Quite often, I get emails from readers who lament all of the mistakes they’ve made along the way, as though they’re symbols that they’ve somehow failed at money. I don’t look at it that way. I look at failure at personal finance – at anything – as the bedrock of success.
I was leafing through a copy of Dara Duguay’s excellent personal finance book for college students, Please Send Money, when I stumbled upon the opening sentence of the preface, which I felt was worth repeating here.
I learned about money the hard way.
I know that feeling. I learned about money the hard way, too, at least from my perspective. At the very least, I had no clue how to manage my money after college and I eventually wound up staring off a scary precipice of debt.
It’s a story shared by a lot of people out there. A cursory look at the plethora of personal finance books out there shows this to be true.
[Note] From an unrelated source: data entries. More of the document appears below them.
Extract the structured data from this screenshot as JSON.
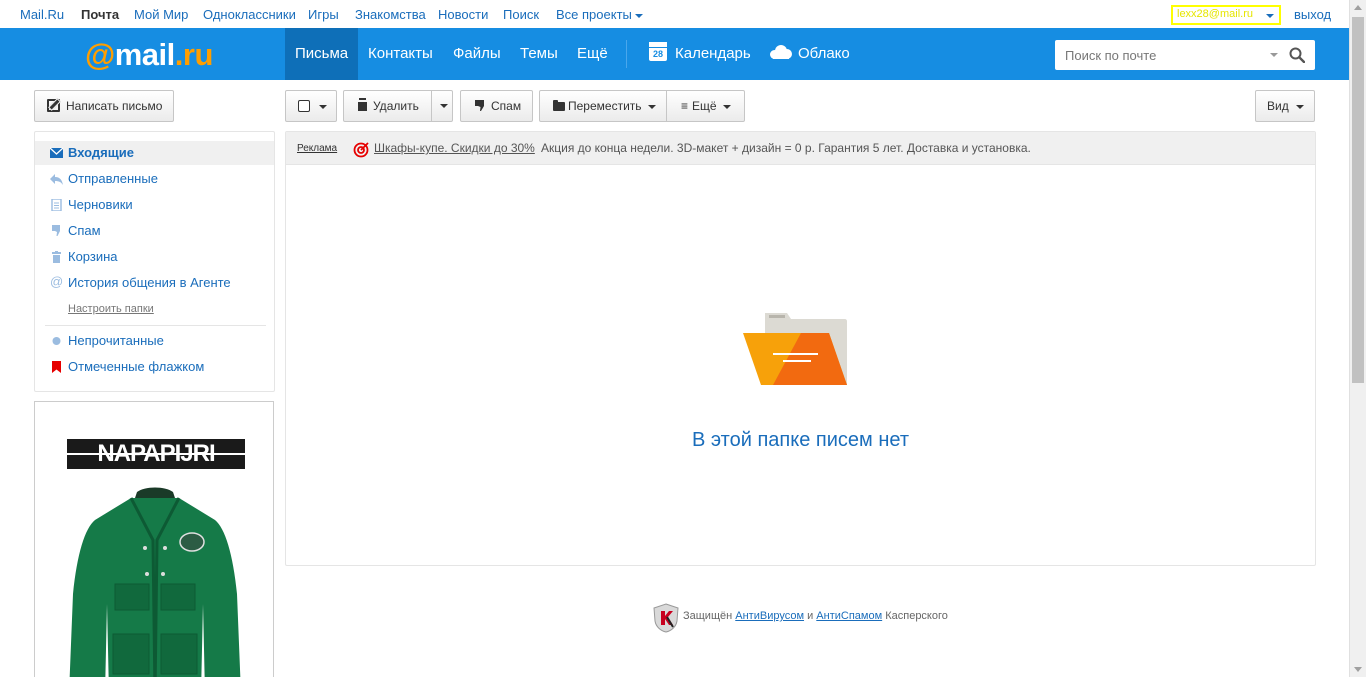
{
  "portal_nav": {
    "items": [
      "Mail.Ru",
      "Почта",
      "Мой Мир",
      "Одноклассники",
      "Игры",
      "Знакомства",
      "Новости",
      "Поиск",
      "Все проекты"
    ],
    "user_email": "lexx28@mail.ru",
    "logout": "выход"
  },
  "header": {
    "logo_at": "@",
    "logo_mail": "mail",
    "logo_dot": ".",
    "logo_ru": "ru",
    "tabs": [
      "Письма",
      "Контакты",
      "Файлы",
      "Темы",
      "Ещё"
    ],
    "active_tab": "Письма",
    "calendar_label": "Календарь",
    "calendar_day": "28",
    "cloud_label": "Облако",
    "search_placeholder": "Поиск по почте"
  },
  "compose_label": "Написать письмо",
  "sidebar": {
    "folders": [
      {
        "label": "Входящие",
        "icon": "envelope-icon",
        "active": true
      },
      {
        "label": "Отправленные",
        "icon": "reply-arrow-icon",
        "active": false
      },
      {
        "label": "Черновики",
        "icon": "document-icon",
        "active": false
      },
      {
        "label": "Спам",
        "icon": "thumbs-down-icon",
        "active": false
      },
      {
        "label": "Корзина",
        "icon": "trash-icon",
        "active": false
      },
      {
        "label": "История общения в Агенте",
        "icon": "at-sign-icon",
        "active": false
      }
    ],
    "configure_link": "Настроить папки",
    "filters": [
      {
        "label": "Непрочитанные",
        "icon": "unread-dot-icon"
      },
      {
        "label": "Отмеченные флажком",
        "icon": "flag-icon"
      }
    ]
  },
  "side_ad": {
    "brand": "NAPAPIJRI"
  },
  "toolbar": {
    "delete_label": "Удалить",
    "spam_label": "Спам",
    "move_label": "Переместить",
    "more_label": "Ещё",
    "view_label": "Вид"
  },
  "ad_line": {
    "label": "Реклама",
    "title": "Шкафы-купе. Скидки до 30%",
    "description": "Акция до конца недели. 3D-макет + дизайн = 0 р. Гарантия 5 лет. Доставка и установка."
  },
  "empty_message": "В этой папке писем нет",
  "footer": {
    "prefix": "Защищён",
    "antivirus": "АнтиВирусом",
    "and": "и",
    "antispam": "АнтиСпамом",
    "suffix": "Касперского"
  },
  "colors": {
    "header_blue": "#168de2",
    "active_tab": "#0e6fb8",
    "link_blue": "#1a6dbb",
    "logo_orange": "#ff9e00",
    "flag_red": "#e60000"
  }
}
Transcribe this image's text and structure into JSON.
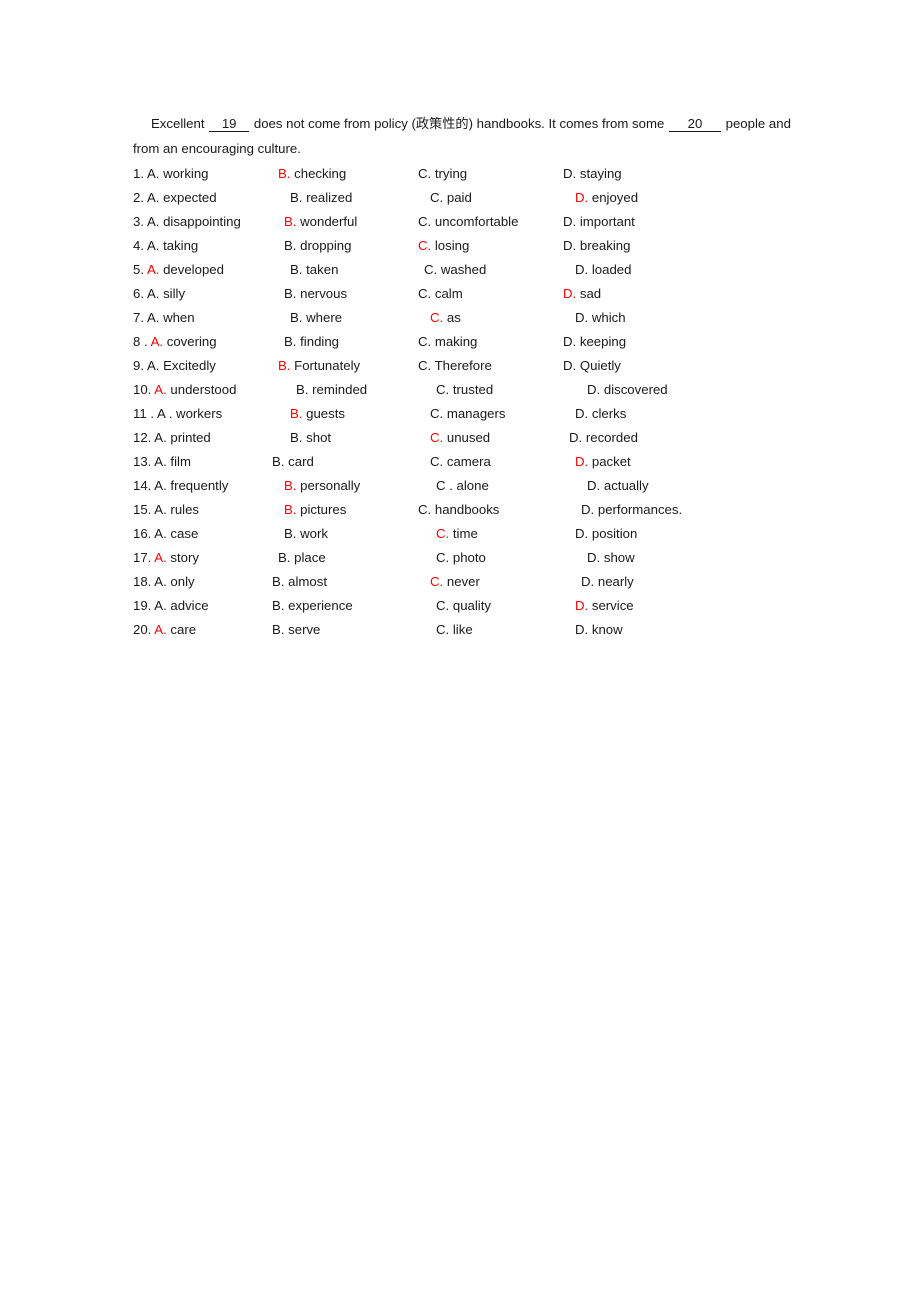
{
  "document": {
    "intro": {
      "line1_pre": "Excellent",
      "blank1": "19",
      "line1_mid": "does not come from policy (",
      "cjk_gloss": "政策性的",
      "line1_mid2": ") handbooks. It comes from some",
      "blank2": "20",
      "line1_post": "people and",
      "line2": "from an encouraging culture."
    },
    "colors": {
      "answer_red": "#FF0000",
      "text_black": "#1a1a1a",
      "page_background": "#ffffff"
    },
    "rows": [
      {
        "number": "1.",
        "options": [
          {
            "label": "A.",
            "text": "working",
            "red": false,
            "shift": "0"
          },
          {
            "label": "B.",
            "text": "checking",
            "red": true,
            "shift": "0"
          },
          {
            "label": "C.",
            "text": "trying",
            "red": false,
            "shift": "0"
          },
          {
            "label": "D.",
            "text": "staying",
            "red": false,
            "shift": "0"
          }
        ]
      },
      {
        "number": "2.",
        "options": [
          {
            "label": "A.",
            "text": "expected",
            "red": false,
            "shift": "0"
          },
          {
            "label": "B.",
            "text": "realized",
            "red": false,
            "shift": "2"
          },
          {
            "label": "C.",
            "text": "paid",
            "red": false,
            "shift": "2"
          },
          {
            "label": "D.",
            "text": "enjoyed",
            "red": true,
            "shift": "2"
          }
        ]
      },
      {
        "number": "3.",
        "options": [
          {
            "label": "A.",
            "text": "disappointing",
            "red": false,
            "shift": "0"
          },
          {
            "label": "B.",
            "text": "wonderful",
            "red": true,
            "shift": "1"
          },
          {
            "label": "C.",
            "text": "uncomfortable",
            "red": false,
            "shift": "0"
          },
          {
            "label": "D.",
            "text": "important",
            "red": false,
            "shift": "0"
          }
        ]
      },
      {
        "number": "4.",
        "options": [
          {
            "label": "A.",
            "text": "taking",
            "red": false,
            "shift": "0"
          },
          {
            "label": "B.",
            "text": "dropping",
            "red": false,
            "shift": "1"
          },
          {
            "label": "C.",
            "text": "losing",
            "red": true,
            "shift": "0"
          },
          {
            "label": "D.",
            "text": "breaking",
            "red": false,
            "shift": "0"
          }
        ]
      },
      {
        "number": "5.",
        "options": [
          {
            "label": "A.",
            "text": "developed",
            "red": true,
            "shift": "0"
          },
          {
            "label": "B.",
            "text": "taken",
            "red": false,
            "shift": "2"
          },
          {
            "label": "C.",
            "text": "washed",
            "red": false,
            "shift": "1"
          },
          {
            "label": "D.",
            "text": "loaded",
            "red": false,
            "shift": "2"
          }
        ]
      },
      {
        "number": "6.",
        "options": [
          {
            "label": "A.",
            "text": "silly",
            "red": false,
            "shift": "0"
          },
          {
            "label": "B.",
            "text": "nervous",
            "red": false,
            "shift": "1"
          },
          {
            "label": "C.",
            "text": "calm",
            "red": false,
            "shift": "0"
          },
          {
            "label": "D.",
            "text": "sad",
            "red": true,
            "shift": "0"
          }
        ]
      },
      {
        "number": "7.",
        "options": [
          {
            "label": "A.",
            "text": "when",
            "red": false,
            "shift": "0"
          },
          {
            "label": "B.",
            "text": "where",
            "red": false,
            "shift": "2"
          },
          {
            "label": "C.",
            "text": "as",
            "red": true,
            "shift": "2"
          },
          {
            "label": "D.",
            "text": "which",
            "red": false,
            "shift": "2"
          }
        ]
      },
      {
        "number": "8 .",
        "options": [
          {
            "label": "A.",
            "text": "covering",
            "red": true,
            "shift": "0"
          },
          {
            "label": "B.",
            "text": "finding",
            "red": false,
            "shift": "1"
          },
          {
            "label": "C.",
            "text": "making",
            "red": false,
            "shift": "0"
          },
          {
            "label": "D.",
            "text": "keeping",
            "red": false,
            "shift": "0"
          }
        ]
      },
      {
        "number": "9.",
        "options": [
          {
            "label": "A.",
            "text": "Excitedly",
            "red": false,
            "shift": "0"
          },
          {
            "label": "B.",
            "text": "Fortunately",
            "red": true,
            "shift": "0"
          },
          {
            "label": "C.",
            "text": "Therefore",
            "red": false,
            "shift": "0"
          },
          {
            "label": "D.",
            "text": "Quietly",
            "red": false,
            "shift": "0"
          }
        ]
      },
      {
        "number": "10.",
        "options": [
          {
            "label": "A.",
            "text": "understood",
            "red": true,
            "shift": "0"
          },
          {
            "label": "B.",
            "text": "reminded",
            "red": false,
            "shift": "3"
          },
          {
            "label": "C.",
            "text": "trusted",
            "red": false,
            "shift": "3"
          },
          {
            "label": "D.",
            "text": "discovered",
            "red": false,
            "shift": "4"
          }
        ]
      },
      {
        "number": "11 .",
        "options": [
          {
            "label": "A .",
            "text": "workers",
            "red": false,
            "shift": "0"
          },
          {
            "label": "B.",
            "text": "guests",
            "red": true,
            "shift": "2"
          },
          {
            "label": "C.",
            "text": "managers",
            "red": false,
            "shift": "2"
          },
          {
            "label": "D.",
            "text": "clerks",
            "red": false,
            "shift": "2"
          }
        ]
      },
      {
        "number": "12.",
        "options": [
          {
            "label": "A.",
            "text": "printed",
            "red": false,
            "shift": "0"
          },
          {
            "label": "B.",
            "text": "shot",
            "red": false,
            "shift": "2"
          },
          {
            "label": "C.",
            "text": "unused",
            "red": true,
            "shift": "2"
          },
          {
            "label": "D.",
            "text": "recorded",
            "red": false,
            "shift": "1"
          }
        ]
      },
      {
        "number": "13.",
        "options": [
          {
            "label": "A.",
            "text": "film",
            "red": false,
            "shift": "0"
          },
          {
            "label": "B.",
            "text": "card",
            "red": false,
            "shift": "-1"
          },
          {
            "label": "C.",
            "text": "camera",
            "red": false,
            "shift": "2"
          },
          {
            "label": "D.",
            "text": "packet",
            "red": true,
            "shift": "2"
          }
        ]
      },
      {
        "number": "14.",
        "options": [
          {
            "label": "A.",
            "text": "frequently",
            "red": false,
            "shift": "0"
          },
          {
            "label": "B.",
            "text": "personally",
            "red": true,
            "shift": "1"
          },
          {
            "label": "C .",
            "text": "alone",
            "red": false,
            "shift": "3"
          },
          {
            "label": "D.",
            "text": "actually",
            "red": false,
            "shift": "4"
          }
        ]
      },
      {
        "number": "15.",
        "options": [
          {
            "label": "A.",
            "text": "rules",
            "red": false,
            "shift": "0"
          },
          {
            "label": "B.",
            "text": "pictures",
            "red": true,
            "shift": "1"
          },
          {
            "label": "C.",
            "text": "handbooks",
            "red": false,
            "shift": "0"
          },
          {
            "label": "D.",
            "text": "performances.",
            "red": false,
            "shift": "3"
          }
        ]
      },
      {
        "number": "16.",
        "options": [
          {
            "label": "A.",
            "text": "case",
            "red": false,
            "shift": "0"
          },
          {
            "label": "B.",
            "text": "work",
            "red": false,
            "shift": "1"
          },
          {
            "label": "C.",
            "text": "time",
            "red": true,
            "shift": "3"
          },
          {
            "label": "D.",
            "text": "position",
            "red": false,
            "shift": "2"
          }
        ]
      },
      {
        "number": "17.",
        "options": [
          {
            "label": "A.",
            "text": "story",
            "red": true,
            "shift": "0"
          },
          {
            "label": "B.",
            "text": "place",
            "red": false,
            "shift": "0"
          },
          {
            "label": "C.",
            "text": "photo",
            "red": false,
            "shift": "3"
          },
          {
            "label": "D.",
            "text": "show",
            "red": false,
            "shift": "4"
          }
        ]
      },
      {
        "number": "18.",
        "options": [
          {
            "label": "A.",
            "text": "only",
            "red": false,
            "shift": "0"
          },
          {
            "label": "B.",
            "text": "almost",
            "red": false,
            "shift": "-1"
          },
          {
            "label": "C.",
            "text": "never",
            "red": true,
            "shift": "2"
          },
          {
            "label": "D.",
            "text": "nearly",
            "red": false,
            "shift": "3"
          }
        ]
      },
      {
        "number": "19.",
        "options": [
          {
            "label": "A.",
            "text": "advice",
            "red": false,
            "shift": "0"
          },
          {
            "label": "B.",
            "text": "experience",
            "red": false,
            "shift": "-1"
          },
          {
            "label": "C.",
            "text": "quality",
            "red": false,
            "shift": "3"
          },
          {
            "label": "D.",
            "text": "service",
            "red": true,
            "shift": "2"
          }
        ]
      },
      {
        "number": "20.",
        "options": [
          {
            "label": "A.",
            "text": "care",
            "red": true,
            "shift": "0"
          },
          {
            "label": "B.",
            "text": "serve",
            "red": false,
            "shift": "-1"
          },
          {
            "label": "C.",
            "text": "like",
            "red": false,
            "shift": "3"
          },
          {
            "label": "D.",
            "text": "know",
            "red": false,
            "shift": "2"
          }
        ]
      }
    ]
  }
}
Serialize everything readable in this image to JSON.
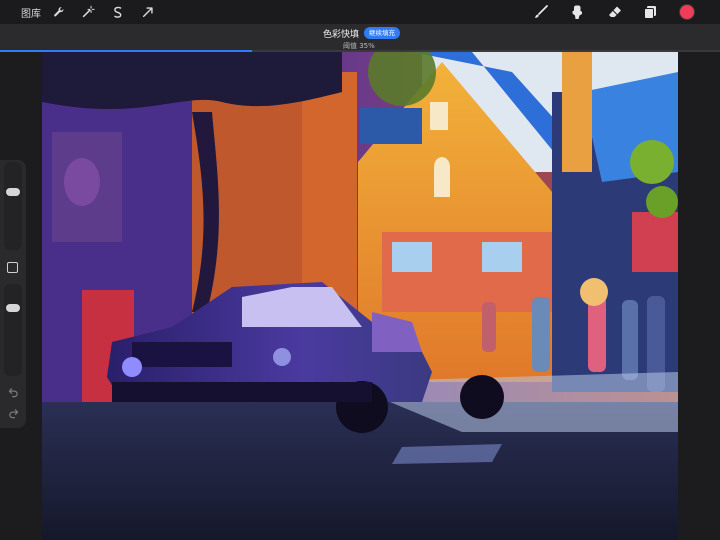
{
  "toolbar": {
    "gallery_label": "图库",
    "left_icons": [
      "wrench-icon",
      "magic-wand-icon",
      "selection-icon",
      "transform-arrow-icon"
    ],
    "right_icons": [
      "brush-icon",
      "smudge-icon",
      "eraser-icon",
      "layers-icon"
    ],
    "current_color": "#ef3c58"
  },
  "fill_banner": {
    "title": "色彩快填",
    "continue_label": "继续填充",
    "threshold_label": "阈值 35%",
    "threshold_percent": 35,
    "accent_color": "#2f7cf6"
  },
  "sidebar": {
    "brush_size_level": 0.15,
    "opacity_level": 0.05
  }
}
Many of them were written by people who have recovered from dangerous personal finance situations – they learned the hard way. Most of the people buying and reading the books are in a similar situation – they learned the hard way. There’s a decent chance that, if you’re reading this, you’re learning (or have learned) the hard way, by facing a very bad personal finance situation.
The experience is much like a toddler being given a spoon and a bowl full of baby food and being told to eat. At first, there’s a bit of innocent and delicate playing with the spoon – dipping it into the food and stirring things around, and maybe actually getting that first bite in the mouth. It’s just like a person with no financial education with a credit card – they make a few reasonable purchases at first and keep the balance paid down.
Before long, we have this:
We’ve made a complete mess of everything, a mess that’s going to take a long while to clean up. Even worse, we often keep falling into the same mistakes again, making more messes.
But just like a toddler with a spoon, we learn from our mistakes. We start knowing how to conserve the resources we have and not making a big mess with them. We might spill a little along the way, but eventually we learn how to do things cleanly and efficiently.
We all make big, messy mistakes in life, just like the poor child above covered in prunes. The difference between success and failure is what we do with those mistakes. Do we lament them, focus in on them, and allow them to determine our fate? Or do we sit back, figure out what went wrong, use the pain of our mistakes as fuel, and take another crack at it?
So many of us are learning from our money mistakes as I write this. It is the pain of those mistakes – and the understanding of the many rewards ahead of us if we keep at it and learn the techniques – that keeps us moving forward and learning how to succeed.
When you look back on your mistakes, they’ll taste bitter – but hopefully a little bit sweet as well. It is from those mistakes that you grow. Don’t let them get you down. Instead, realize that mistakes are just the building blocks of later success.
I think one of the great jazz musicians, Ornette Coleman, put it best when he said, “It was when I found out I could make mistakes that I knew I was on to something.”